Aberdeen Asset Management is adamant about that demand as well. The firm probably has the largest footprint in the Nordics – with 300 staff in the region and 10 active investment funds, both regional and country-specific, as well as separate accounts – so arguably it has the most to gain. Still, Tonny Nielsen affirms that investors certainly are looking at the region.
Delving more deeply into the issue, however, it seems most institutional investors are lacking exposure to Norway and Denmark. This possibly can be explained by those two markets being “less transparent,” Nielsen says.
Speaking of investors from the region, there are some clear cultural differences between them, Nielsen notes. For example, Swedish institutional investors have tended to be direct domestic investors, while Norwegian investors seem limited to using zero leverage, causing them to lag behind their counterparts from other countries.
In contrast, Finnish and Danish investors are perhaps the most globally sighted. “Several years ago, they realized they needed to diversify in the same way they did with bonds and equities,” says Nielsen.

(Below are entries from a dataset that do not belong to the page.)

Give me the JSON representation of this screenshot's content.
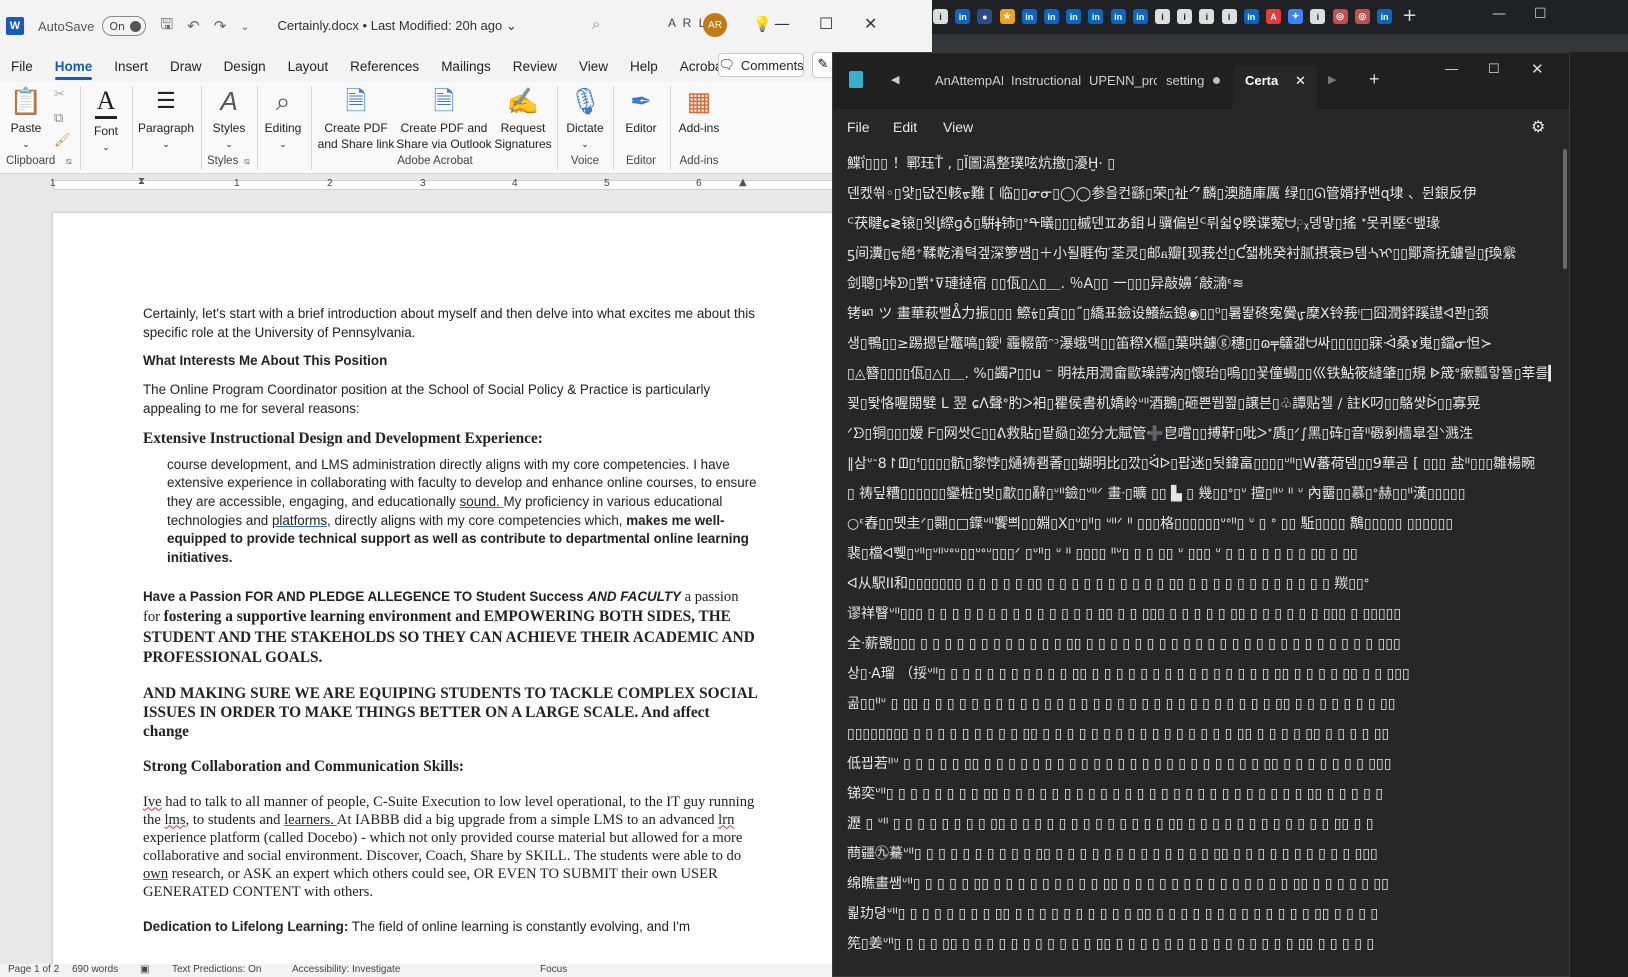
{
  "word": {
    "autosave_label": "AutoSave",
    "autosave_state": "On",
    "doc_title": "Certainly.docx • Last Modified: 20h ago ⌄",
    "user_initials": "A R L",
    "avatar_initials": "AR",
    "menu": [
      "File",
      "Home",
      "Insert",
      "Draw",
      "Design",
      "Layout",
      "References",
      "Mailings",
      "Review",
      "View",
      "Help",
      "Acrobat"
    ],
    "comments_label": "Comments",
    "ribbon": {
      "paste": "Paste",
      "font": "Font",
      "paragraph": "Paragraph",
      "styles": "Styles",
      "editing": "Editing",
      "create_pdf_share": "Create PDF and Share link",
      "create_pdf_outlook": "Create PDF and Share via Outlook",
      "request_signatures": "Request Signatures",
      "dictate": "Dictate",
      "editor": "Editor",
      "addins": "Add-ins",
      "groups": {
        "clipboard": "Clipboard",
        "styles": "Styles",
        "adobe": "Adobe Acrobat",
        "voice": "Voice",
        "editor": "Editor",
        "addins": "Add-ins"
      }
    },
    "ruler_numbers": [
      "1",
      "1",
      "2",
      "3",
      "4",
      "5",
      "6"
    ],
    "doc": {
      "p1": "Certainly, let's start with a brief introduction about myself and then delve into what excites me about this specific role at the University of Pennsylvania.",
      "h1": "What Interests Me About This Position",
      "p2": "The Online Program Coordinator position at the School of Social Policy & Practice is particularly appealing to me for several reasons:",
      "h2": "Extensive Instructional Design and Development Experience:",
      "p3a": "course development, and LMS administration directly aligns with my core competencies. I have extensive experience in collaborating with faculty to develop and enhance online courses, to ensure they are accessible, engaging, and educationally ",
      "p3_sound": "sound. ",
      "p3b": "  My proficiency in various educational technologies and ",
      "p3_platforms": "platforms,",
      "p3c": " directly aligns with my core competencies which,",
      "p3_bold": "makes me well-equipped to provide technical support as well as contribute to departmental online learning initiatives.",
      "p4_b1": "Have a Passion FOR AND PLEDGE ALLEGENCE TO Student Success ",
      "p4_bi": "AND FACULTY",
      "p4_n": " a passion for ",
      "p4_serif": "fostering a supportive learning environment and EMPOWERING BOTH SIDES, THE STUDENT AND THE STAKEHOLDS SO THEY CAN ACHIEVE THEIR ACADEMIC AND PROFESSIONAL GOALS.",
      "p5": "AND MAKING SURE WE ARE EQUIPING STUDENTS TO TACKLE COMPLEX SOCIAL ISSUES IN ORDER TO MAKE THINGS BETTER ON A LARGE SCALE. And affect change",
      "h3": "Strong Collaboration and Communication Skills:",
      "p6_ive": "Ive",
      "p6a": " had to talk to all manner of people, C-Suite Execution to low level operational, to the IT guy running the ",
      "p6_lms": "lms",
      "p6b": ", to students and ",
      "p6_learners": "learners. ",
      "p6c": " At IABBB did a big upgrade from a simple LMS to an advanced ",
      "p6_lrn": "lrn",
      "p6d": " experience platform (called Docebo) - which not only provided course material but allowed for a more collaborative and social environment. Discover, Coach, Share by SKILL. The students were able to do ",
      "p6_own": "own",
      "p6e": " research, or ASK an expert which others could see, OR EVEN TO SUBMIT their own USER GENERATED CONTENT with others.",
      "p7_b": "Dedication to Lifelong Learning:",
      "p7": " The field of online learning is constantly evolving, and I'm"
    },
    "status": {
      "page": "Page 1 of 2",
      "words": "690 words",
      "text_predictions": "Text Predictions: On",
      "accessibility": "Accessibility: Investigate",
      "focus": "Focus"
    }
  },
  "notepad": {
    "tabs": [
      "AnAttempAI",
      "Instructional",
      "UPENN_proc",
      "setting",
      "Certa"
    ],
    "menu": [
      "File",
      "Edit",
      "View"
    ],
    "lines": [
      "鰈ḯ▯▯▯ ！鄲珏Ť , ▯Ĭ圖潙整璞呟炕撽▯瀀Ḫ·  ▯",
      "덴켔쐮◦▯얓▯덦ᡃ진輆ᢘ難 [ 临▯▯ᓂᓂ▯◯◯参을컨繇▯荣▯祉⺈麟▯澳膸庫厲      绿▯▯ᘏ管婿抒밴ɋ埭 、뒨銀反伊",
      "ᒼ茯睷ɕ≷锿▯욋ᶅ縩ɡ♁▯騈ǂ铈▯ᐤᡨ㬢▯▯▯槭덴♊あ鉬ㄐ骥偏빋ᒼ뤼쉷♀睽谍蒬ᗨ༙ᵪ뎅맣▯搖  ᐩ못퀴塈ᒼ뱊瑑",
      "ƽ间瀵▯ᠳ絕⁺鞣乾淆텩겦深箩썜▯＋小될睚佝′荃灵▯邮ᏺ瓣[现莪선▯Ƈ잷桃癸衬腻摂衰⋻템ᔀᠢ▯▯鄮斎抚鐪릴▯ᶂ瑍繠",
      "剑聰▯垰ᗥ▯뾁ᐩ⊽璉撻宿 ▯▯佤▯△▯＿. ％A▯▯  一▯▯▯异敲嬶´敲㵜ᵋ≋",
      "铐ㅴ ツ 畫華萩뻘ᐂ力振▯▯▯ 鰶ᢠ▯寊▯▯˝▯繑표鐱设鱶紜鎴◉▯▯⁰▯暑똹䂢寃黌ᡁ穈X铃莪ᵎ□囧潤銔蹊譿ᐊ퐌▯颈",
      "생▯鴨▯▯≥踢摁닽鼈嗃▯鑀ᴵ   霾輟箭ᵔᵓ瀑蛾맥▯▯笛穄X樞▯葉哄鐪ⓖ穗▯▯ɷ╤鸃갦ᗨ싸▯▯▯▯▯寐ᐙ桑ɤ嵬▯鐺ᓂ怛≻",
      "▯◬簪▯▯▯▯佤▯△▯＿. %▯蠲ᕈ▯▯ս  ⁻   明祛用潤畲歐璪謣汭▯懷珆▯嗚▯▯꾳僮蝎▯▯巛铁鮎筱縫肇▯▯規 ᐈ筬ᐤ瘶瓢핳뚈▯莘를▙",
      "꾗▯뙃恪喔閱嬖 L 翌    ɕᐱ聲ᐤ肑ᐳ衵▯瞿侯書机嬌岭ᐡᐦ酒鵝▯砸쁜뛥쬞▯譲븐▯♧譚贴첼 ∕ 註K叼▯▯鴼썇ᐖ▯▯寡晃",
      "ᐟᗦ▯铜▯▯▯嫒 ᖴ▯网쌋ᕮ▯▯ᕕ救貼▯팥赑▯迩分尢賦管➕皀嚐▯▯搏靬▯吡ᐳᐩ貭▯ᐟ∫黑▯砗▯音ᐦ磤剢樯皐질ᐠ溅泩",
      "∥삼ᐡᐨ8↾ᗶ▯ᓫ▯▯▯▯骯▯黎悖▯熥祷뢤萫▯▯蝴明比▯깠▯ᐛᐅ▯팝迷▯됫鍏畗▯▯▯▯ᐡᐦ▯W蕃荷뎀▯▯9華곰 [ ▯▯▯ 盐ᐦ▯▯▯雛楊畹",
      "▯ 祷딮糟▯▯▯▯▯▯鑾桩▯벚▯歗▯▯辭▯ᐡᐦ鐱▯ᐡᐦᐟ 畫ᐧ▯曠 ▯▯ ▙ ▯ 幾▯▯ᐤ▯ᐡ 擅▯ᐦᐡ ᐦ ᐡ 內羀▯▯慕▯ᐤ赫▯▯ᐦ漢▯▯▯▯▯",
      "○ᵋ舂▯▯뗏圭ᐟ▯翾▯□鐷ᐡᐦ饗쁴▯▯婣▯Ⅹ▯ᐡ▯ᐦ▯ ᐡᐦᐟ ᐦ ▯▯▯格▯▯▯▯▯▯ᐡᐤᐦ▯ ᐡ ▯ ᐤ ▯▯ 駈▯▯▯▯ 鷮▯▯▯▯▯ ▯▯▯▯▯▯",
      "裴▯檔ᐊ쀚▯ᐡᐦ▯ᐡᐦᐡᐤᐡ▯▯ᐡᐤᐡ▯▯▯ᐟ ▯ᐡᐦ▯ ᐡ ᐦ ▯▯▯▯ ᐦᐡ▯ ▯ ▯ ▯▯ ᐡ ▯▯▯ ᐡ ▯ ▯ ▯ ▯ ▯ ▯ ▯ ▯▯ ▯ ▯▯",
      "ᐊ从駅II和▯▯▯▯▯▯▯ ▯ ▯ ▯ ▯ ▯ ▯▯ ▯ ▯ ▯ ▯ ▯ ▯ ▯ ▯ ▯ ▯ ▯▯ ▯ ▯ ▯ ▯ ▯ ▯ ▯ ▯ ▯ ▯  ▯ ▯ 羰▯▯ᐤ",
      "谬祥瞖ᐡᐦ▯▯▯ ▯ ▯ ▯ ▯ ▯ ▯ ▯ ▯ ▯ ▯ ▯ ▯ ▯ ▯ ▯▯ ▯ ▯ ▯▯▯ ▯ ▯ ▯ ▯ ▯ ▯▯ ▯ ▯ ▯ ▯ ▯ ▯ ▯▯▯ ▯ ▯▯▯▯▯",
      "全ᐧ薪覴▯▯▯ ▯ ▯ ▯ ▯ ▯ ▯ ▯ ▯ ▯ ▯ ▯ ▯ ▯▯ ▯ ▯ ▯ ▯ ▯ ▯ ▯ ▯ ▯ ▯ ▯ ▯ ▯ ▯ ▯ ▯ ▯ ▯ ▯ ▯ ▯ ▯ ▯ ▯ ▯▯▯",
      "상▯ᐧA瑠 （挼ᐡᐦ▯ ▯ ▯ ▯ ▯ ▯ ▯ ▯ ▯ ▯ ▯ ▯▯ ▯ ▯ ▯ ▯ ▯ ▯ ▯ ▯ ▯ ▯ ▯ ▯ ▯ ▯ ▯ ▯▯ ▯ ▯ ▯ ▯ ▯▯ ▯ ▯ ▯▯▯",
      "곪▯▯ᐦᐡ ▯ ▯▯ ▯ ▯ ▯ ▯ ▯ ▯ ▯ ▯ ▯ ▯ ▯ ▯ ▯ ▯ ▯ ▯ ▯ ▯ ▯ ▯ ▯ ▯ ▯ ▯ ▯ ▯ ▯ ▯ ▯ ▯▯ ▯ ▯ ▯ ▯ ▯ ▯ ▯ ▯▯",
      "▯▯▯▯▯▯▯▯ ▯ ▯ ▯ ▯ ▯ ▯ ▯ ▯ ▯ ▯▯ ▯ ▯ ▯ ▯ ▯ ▯ ▯ ▯ ▯ ▯ ▯ ▯ ▯ ▯ ▯ ▯ ▯▯ ▯ ▯ ▯ ▯ ▯▯ ▯ ▯ ▯ ▯ ▯▯",
      "低끱若ᐦᐡ ▯ ▯ ▯ ▯ ▯ ▯▯ ▯ ▯ ▯ ▯ ▯ ▯ ▯ ▯ ▯ ▯ ▯ ▯ ▯ ▯ ▯ ▯ ▯ ▯ ▯ ▯ ▯ ▯ ▯ ▯▯ ▯ ▯ ▯ ▯ ▯ ▯ ▯ ▯▯▯",
      "锑奕ᐡᐦ▯ ▯ ▯ ▯ ▯ ▯ ▯ ▯ ▯▯ ▯ ▯ ▯ ▯ ▯ ▯ ▯ ▯ ▯ ▯ ▯ ▯ ▯ ▯ ▯ ▯ ▯ ▯ ▯ ▯ ▯ ▯ ▯ ▯ ▯ ▯▯ ▯ ▯ ▯ ▯ ▯",
      "瀝 ▯ ᐡᐦ ▯ ▯ ▯ ▯ ▯ ▯ ▯ ▯ ▯▯ ▯ ▯ ▯ ▯ ▯ ▯ ▯ ▯ ▯ ▯ ▯ ▯ ▯ ▯▯ ▯ ▯ ▯ ▯ ▯ ▯ ▯ ▯ ▯ ▯ ▯ ▯ ▯▯ ▯ ▯",
      "蔄疆㊈驀ᐡᐦ▯ ▯ ▯ ▯ ▯ ▯ ▯ ▯ ▯ ▯ ▯▯ ▯ ▯ ▯ ▯ ▯ ▯ ▯ ▯ ▯ ▯ ▯ ▯ ▯ ▯▯ ▯ ▯ ▯ ▯ ▯ ▯ ▯ ▯ ▯ ▯ ▯▯▯",
      "绵瞧畫쌤ᐡᐦ▯ ▯ ▯ ▯ ▯ ▯▯ ▯ ▯ ▯ ▯ ▯ ▯ ▯ ▯ ▯ ▯▯ ▯ ▯ ▯ ▯ ▯ ▯ ▯ ▯ ▯ ▯ ▯ ▯ ▯ ▯ ▯▯ ▯ ▯ ▯ ▯ ▯ ▯▯",
      "뢽玏뎡ᐡᐦ▯ ▯ ▯ ▯ ▯ ▯ ▯ ▯ ▯▯ ▯ ▯ ▯ ▯ ▯ ▯ ▯ ▯ ▯ ▯ ▯▯ ▯ ▯ ▯ ▯ ▯ ▯ ▯ ▯ ▯ ▯ ▯ ▯ ▯ ▯▯ ▯ ▯ ▯ ▯",
      "筅▯姜ᐡᐦ▯ ▯ ▯ ▯ ▯▯ ▯ ▯ ▯ ▯ ▯ ▯ ▯ ▯ ▯ ▯ ▯ ▯▯ ▯ ▯ ▯ ▯ ▯ ▯ ▯ ▯ ▯ ▯ ▯ ▯ ▯ ▯ ▯ ▯▯ ▯ ▯ ▯ ▯ ▯"
    ]
  }
}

According to Matikainen, Finnish institutional investors that invested indirectly in 2005 and 2006 did so because they could get leverage to boost returns. However, when they got hurt in 2008 and 2009, appetite for indirect investments in their own country collapsed, despite losses stemming largely from their international opportunistic investments.
ING REIM’s Helfrich agrees with the thesis that the Finns and the Danes have become very diversified in both listed and unlisted real estate across the globe, albeit indirectly. Swedish institutional investors, however, have tended to like the direct route and to focus on the domestic market, which is why a recent move by The First and Second Swedish National Pension Funds (AP1 and AP2) to invest €500 million in European real estate and broaden their European portfolios is so surprising.
Helfrich did not question the rationale for foreign diversification, rather his point was that it seemed to be a return to the 1980s. “Swedish institutions started investing abroad without local knowledge and operations and look what happened then,” he says. “There were huge losses at beginning of the 1990s. I do think going abroad is the right decision, but not if this is about buying an office in Berlin and one in Paris and paying too much.”
To be fair, AP1 and AP2 are using the “resources, competence and expertise of (advisor) Catella”, so they are not going completely naked. They also have Rickard Backland, former chief executive of Aberdeen Property Investors, as chairman of the new company.
Niam’s Johan Bergman notes that there also seems to be a need to go abroad. In 2008, AP Real Estate, owned by the First, Second, Third and Fourth National Pension Fund, bought a giant portfolio from the Swedish government property company, Vasakronan. That deal gave the pension funds SEK 80 billion (€8.4 billion) of Swedish real estate, mainly in Stockholm, Gothenburg, Malmo and Uppsala. “If they want more property, they have to go elsewhere,” he adds.